This I Believe: Women’s Rights Are Human Rights
I believe in human rights. Not African-American rights. Not gay rights. Not women’s rights. All people are created equal.
Except they’re not.
All men aren’t even created equal. And women go unmentioned.
When I was in second grade, all the boys were out of the classroom for some gym-class thing except for one. That left about a dozen girls, one boy and our teacher, Miss Kubly, who wore saddle shoes and bobby socks over her stockings in winter. She told everyone to pick up his pencil.
“Miss Kubly,” I asked, “Why didn’t you say, ‘Everyone pick up her pencil?’” She explained that even with just one boy in the room one had to use the male pronoun. And this was a boy too puny to go to gym. Girls just had no pronoun power. Or any other kind.
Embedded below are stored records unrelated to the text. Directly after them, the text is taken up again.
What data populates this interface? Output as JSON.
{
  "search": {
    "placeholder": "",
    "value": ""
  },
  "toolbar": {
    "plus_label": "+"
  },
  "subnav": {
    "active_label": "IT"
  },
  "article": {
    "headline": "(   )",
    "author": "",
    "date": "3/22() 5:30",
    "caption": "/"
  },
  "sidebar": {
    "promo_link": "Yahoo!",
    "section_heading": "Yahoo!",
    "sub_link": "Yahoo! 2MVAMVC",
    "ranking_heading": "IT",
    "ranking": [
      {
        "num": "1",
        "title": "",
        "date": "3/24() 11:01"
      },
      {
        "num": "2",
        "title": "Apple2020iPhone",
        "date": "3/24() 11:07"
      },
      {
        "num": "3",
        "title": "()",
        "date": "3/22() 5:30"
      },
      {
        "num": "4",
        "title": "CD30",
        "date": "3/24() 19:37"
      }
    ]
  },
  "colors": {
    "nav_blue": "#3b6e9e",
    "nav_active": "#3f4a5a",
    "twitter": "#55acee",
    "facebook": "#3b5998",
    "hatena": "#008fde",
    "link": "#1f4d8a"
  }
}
At least Miss Kubly did not say, “Everyone pick up his or her pencil.” (Too cumbersome.) Or worse, “Everyone pick up their pencil.” (Just downright wrong.)
The lesson I learned in school that day was I am not worth mentioning. That was so long ago that Miss Kubly’s stockings had seams that looked like black lines drawn up the back of her legs. The stockings were attached by murderous metal and rubber devices that dangled at the ends of bouncing elastic strips. Unless you were a contortionist with masterful motor skills, you would most certainly fumble to secure your stockings at the back of your legs. Thank God for pantyhose and other improvements since then.
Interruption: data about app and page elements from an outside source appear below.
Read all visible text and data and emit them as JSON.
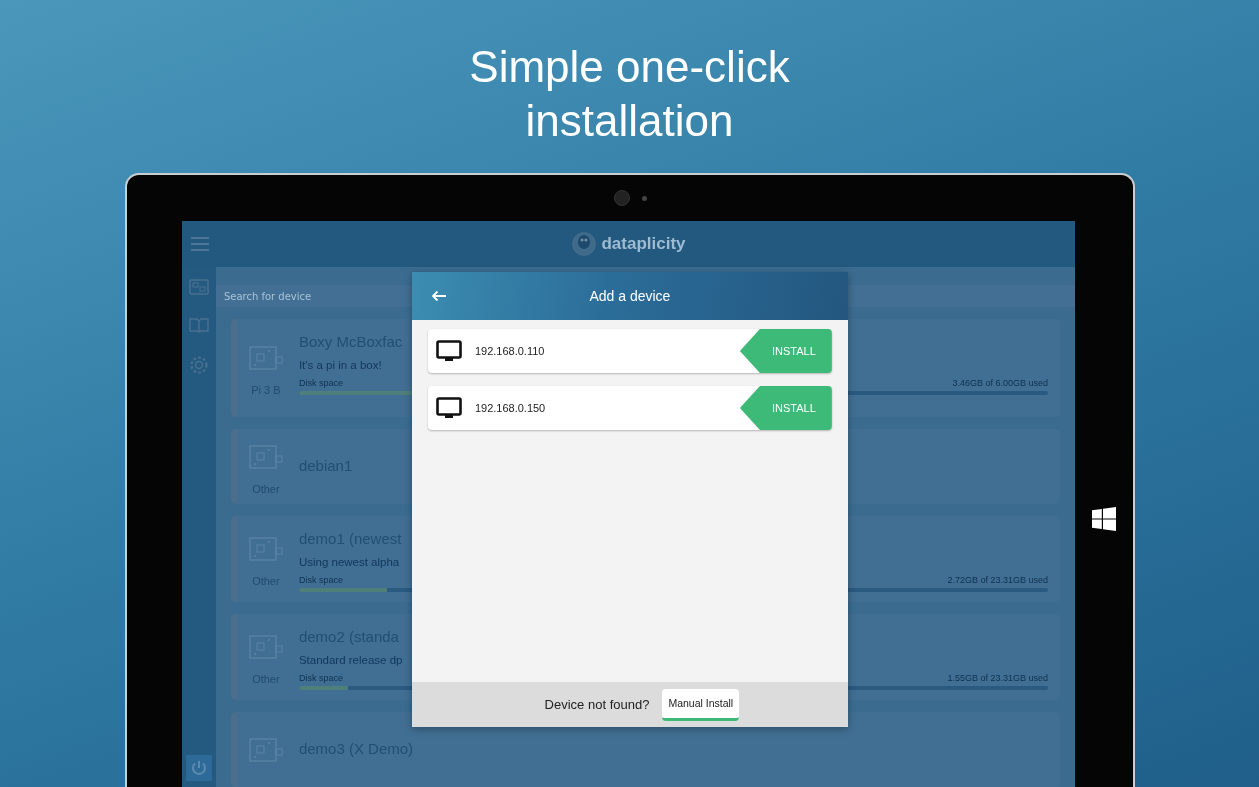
{
  "headline": "Simple one-click installation",
  "app": {
    "logo_text": "dataplicity",
    "search": {
      "placeholder": "Search for device"
    },
    "devices": [
      {
        "name": "Boxy McBoxfac",
        "description": "It's a pi in a box!",
        "type": "Pi 3 B",
        "disk_label": "Disk space",
        "disk_usage": "3.46GB of 6.00GB used",
        "level": 0.577
      },
      {
        "name": "debian1",
        "type": "Other"
      },
      {
        "name": "demo1 (newest",
        "description": "Using newest alpha",
        "type": "Other",
        "disk_label": "Disk space",
        "disk_usage": "2.72GB of 23.31GB used",
        "level": 0.117
      },
      {
        "name": "demo2 (standa",
        "description": "Standard release dp",
        "type": "Other",
        "disk_label": "Disk space",
        "disk_usage": "1.55GB of 23.31GB used",
        "level": 0.066
      },
      {
        "name": "demo3 (X Demo)"
      }
    ]
  },
  "dialog": {
    "title": "Add a device",
    "devices": [
      {
        "address": "192.168.0.110",
        "action": "INSTALL"
      },
      {
        "address": "192.168.0.150",
        "action": "INSTALL"
      }
    ],
    "footer": {
      "prompt": "Device not found?",
      "button": "Manual Install"
    }
  }
}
Some of those improvements led to better lives for women. Despite the language lesson I had, or perhaps because of it, I founded and ran a small business for 15 years. It’s a feat few women would have dreamed of back in the garter belt days.
As a businesswoman I was sometimes asked to join various groups of professional women, a request I always declined because these groups excluded men. I was also encouraged to apply for government grants as a minority business owner. Again, I declined.
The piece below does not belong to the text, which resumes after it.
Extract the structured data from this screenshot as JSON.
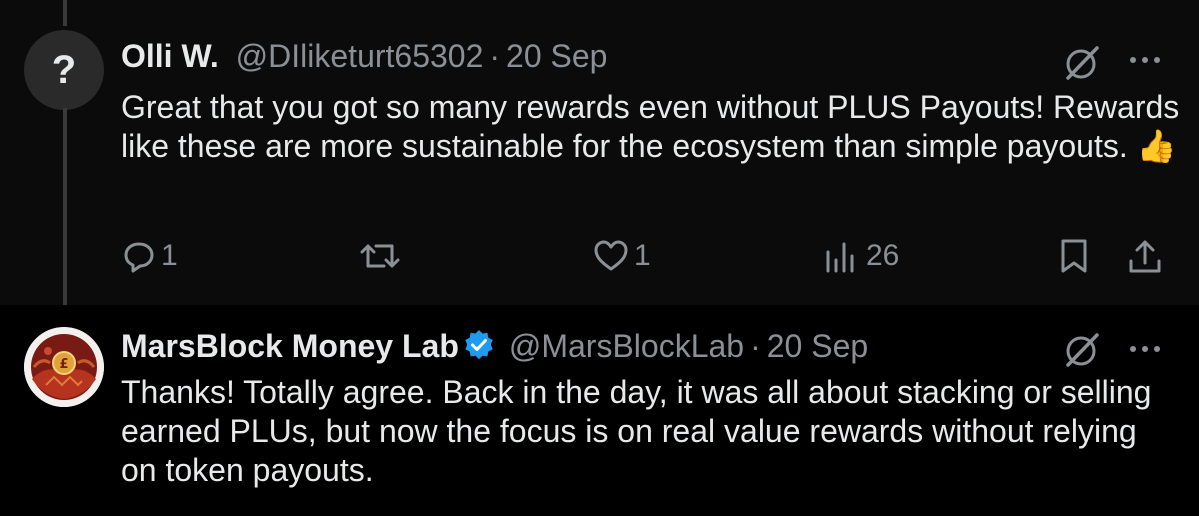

I am a person who is a woman. I expect to be worthy of mention. I will not discriminate against others and I want no special treatment. My hope is that others will behave the same.
An apocryphal story purports that President Obama, when applying to Harvard, neglected to check the box that would describe him as a man of color. He wanted, apparently, to get in on his merits. He wanted, like I do, to be judged by the same standards as everyone else.
I cannot expect to have it both ways. I cannot be treated equally while I separate myself for the sake of privilege—even when I’ve had to suffer what others don’t. Like fumbling at the end of elastic straps for metal clips that snap up and whack me on the bone.